Requirement:
Reprint the lines below as they are, minus the pictures.

■ ■ ■

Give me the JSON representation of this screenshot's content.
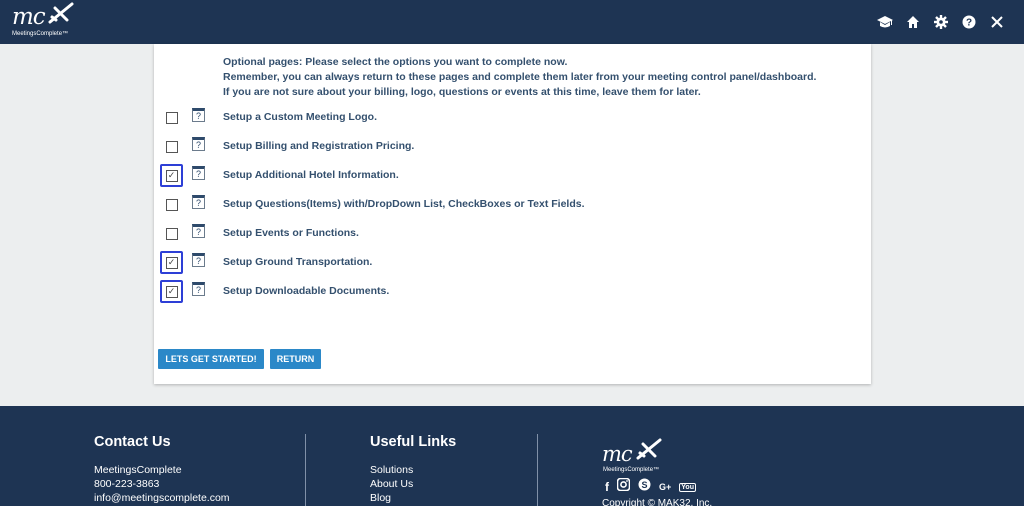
{
  "header": {
    "logo_mark": "mc",
    "logo_sub": "MeetingsComplete™",
    "icons": [
      "graduation-cap-icon",
      "home-icon",
      "gear-icon",
      "help-icon",
      "close-icon"
    ]
  },
  "intro": {
    "line1": "Optional pages: Please select the options you want to complete now.",
    "line2": "Remember, you can always return to these pages and complete them later from your meeting control panel/dashboard.",
    "line3": "If you are not sure about your billing, logo, questions or events at this time, leave them for later."
  },
  "help_glyph": "?",
  "check_glyph": "✓",
  "options": [
    {
      "label": "Setup a Custom Meeting Logo.",
      "checked": false
    },
    {
      "label": "Setup Billing and Registration Pricing.",
      "checked": false
    },
    {
      "label": "Setup Additional Hotel Information.",
      "checked": true
    },
    {
      "label": "Setup Questions(Items) with/DropDown List, CheckBoxes or Text Fields.",
      "checked": false
    },
    {
      "label": "Setup Events or Functions.",
      "checked": false
    },
    {
      "label": "Setup Ground Transportation.",
      "checked": true
    },
    {
      "label": "Setup Downloadable Documents.",
      "checked": true
    }
  ],
  "buttons": {
    "start": "LETS GET STARTED!",
    "return": "RETURN"
  },
  "footer": {
    "contact_heading": "Contact Us",
    "contact_name": "MeetingsComplete",
    "contact_phone": "800-223-3863",
    "contact_email": "info@meetingscomplete.com",
    "links_heading": "Useful Links",
    "links": [
      "Solutions",
      "About Us",
      "Blog"
    ],
    "logo_mark": "mc",
    "logo_sub": "MeetingsComplete™",
    "social": {
      "facebook": "f",
      "googleplus": "G+",
      "youtube": "You"
    },
    "copyright": "Copyright © MAK32, Inc."
  },
  "colors": {
    "navy": "#1e3453",
    "button_blue": "#2b88c8",
    "label_text": "#34506e",
    "selection_outline": "#2d3fd6"
  }
}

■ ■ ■

Task response:
Give me the JSON representation of this screenshot's content.
{
  "header": {
    "logo_mark": "mc",
    "logo_sub": "MeetingsComplete™",
    "icons": [
      "graduation-cap-icon",
      "home-icon",
      "gear-icon",
      "help-icon",
      "close-icon"
    ]
  },
  "intro": {
    "line1": "Optional pages: Please select the options you want to complete now.",
    "line2": "Remember, you can always return to these pages and complete them later from your meeting control panel/dashboard.",
    "line3": "If you are not sure about your billing, logo, questions or events at this time, leave them for later."
  },
  "help_glyph": "?",
  "check_glyph": "✓",
  "options": [
    {
      "label": "Setup a Custom Meeting Logo.",
      "checked": false
    },
    {
      "label": "Setup Billing and Registration Pricing.",
      "checked": false
    },
    {
      "label": "Setup Additional Hotel Information.",
      "checked": true
    },
    {
      "label": "Setup Questions(Items) with/DropDown List, CheckBoxes or Text Fields.",
      "checked": false
    },
    {
      "label": "Setup Events or Functions.",
      "checked": false
    },
    {
      "label": "Setup Ground Transportation.",
      "checked": true
    },
    {
      "label": "Setup Downloadable Documents.",
      "checked": true
    }
  ],
  "buttons": {
    "start": "LETS GET STARTED!",
    "return": "RETURN"
  },
  "footer": {
    "contact_heading": "Contact Us",
    "contact_name": "MeetingsComplete",
    "contact_phone": "800-223-3863",
    "contact_email": "info@meetingscomplete.com",
    "links_heading": "Useful Links",
    "links": [
      "Solutions",
      "About Us",
      "Blog"
    ],
    "logo_mark": "mc",
    "logo_sub": "MeetingsComplete™",
    "social": {
      "facebook": "f",
      "googleplus": "G+",
      "youtube": "You"
    },
    "copyright": "Copyright © MAK32, Inc."
  },
  "colors": {
    "navy": "#1e3453",
    "button_blue": "#2b88c8",
    "label_text": "#34506e",
    "selection_outline": "#2d3fd6"
  }
}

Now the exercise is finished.